Tips for First Time Skiers – Preparation at Home
If you're hitting the slopes for your first skiing holiday then check out our top tips for first time skiers.
A little background information and an expert heads-up will help you to enjoy a truly awesome ski holiday, rather than feeling, quite frankly, ‘piste’ off with it all and wishing for sun more than a slope!
Get Fit First
Skiing is tough on your body so try to get yourself a little bit fitter. Nothing too major, although if you wanted to hit the gym don’t let us put you off, but get those leg muscles ready. Simple things, like avoiding the lifts and escalators and taking the stairs.
Do some simple leg stretches each day:
- One leg at a time, raise your body weight up onto the ball of your foot, and lower – do this 20 times on each leg, three times a day
- Hop on each leg, again, 20 times on each, three times a day
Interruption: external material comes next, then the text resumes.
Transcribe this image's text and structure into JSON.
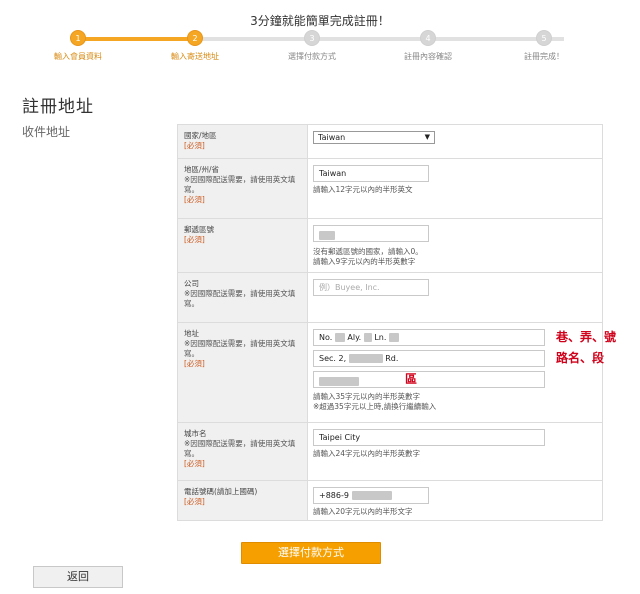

- Stand on the edge of the stairs and lower each leg, one at a time down, so only the ball of your foot is on the stair – 20 times on each, again, three times a day
- Squats will help build up your thighs, which are worked hard when skiing. Do 20 squats, rest and repeat three times, do this three times a day.
Each of these exercises is quick and easy – you can do them whilst waiting for the kettle to boil – and you’ll be very grateful once in resort.
Booking Your Accommodation
As a skiing newbie the best advice is to book into a catered-chalet, ideally one that is booked with your flights and transfers all together, with the same company, so you’ll feel more ‘together’.
Book a catered-chalet and you’ll not only benefit from breakfast and hot dinners each day (and usually wine included too), you’ll also benefit from the experience of the chalet staff – avid skiers – and other guests. It’s a hugely friendly environment, and they’ll be able to tell you all about the best bars, ski hire, mountain restaurants for lunch etc., and even advice on nursery slopes.
Skiing, whilst exhilarating, can also be exhausting, so the last thing you want to do is to worry about self-catering. Hotels are a good option too, but the sheer family-friendly feel of a catered-chalet puts first time skiers at ease, instantly.
Practice Makes Perfect
Get yourself off to a dry-slope ski centre here in the UK and have a go before you travel. Even if you only learn the basics over a couple of lessons, you’ll find you are way more confident on the slopes. The differences between dry slopes verses real snow is that it’s harder on dry, but means you can master slowing down and stopping well, whilst things are faster on real snow.
When To Buy, Borrow and Hire Equipment
While the chances are that you will love, love, love skiing, just in case you don’t, try to borrow a ski outfit from a friend rather than buy one. Failing that, look into second hand suits online or even shops like TK Maxx that have high-quality ski wear at this time of year.
Do not buy or borrow skis – don’t buy, for the same reasons as before, and don't borrow either because skis are bought with height and weight borne in mind - if you are taller, shorter, heavier or lighter than your friend they’ll be no good.
Hire your skis, ideally arranging before you go. Once in resort, head to the ski hire shop and you’ll be fitted with boots and skis that are just right for you, what’s more, if they’re not, you can get re-fitted and swap them.
Pre-Book Ski School
If you can, ensure your place at a ski school by pre-booking a day or two before you travel. Some tour operators offer this add-on at the time of booking. Alternatively, if you are booking your ski trip as individual components, research independent schools.
Lessons are offered at various levels, from total beginners to refresher courses. They’re actually really good fun and also they are a nice way to meet new friends.
This is the first of a series of posts on ski holidays. Check out the second of the series: In resort tips for first time skiers.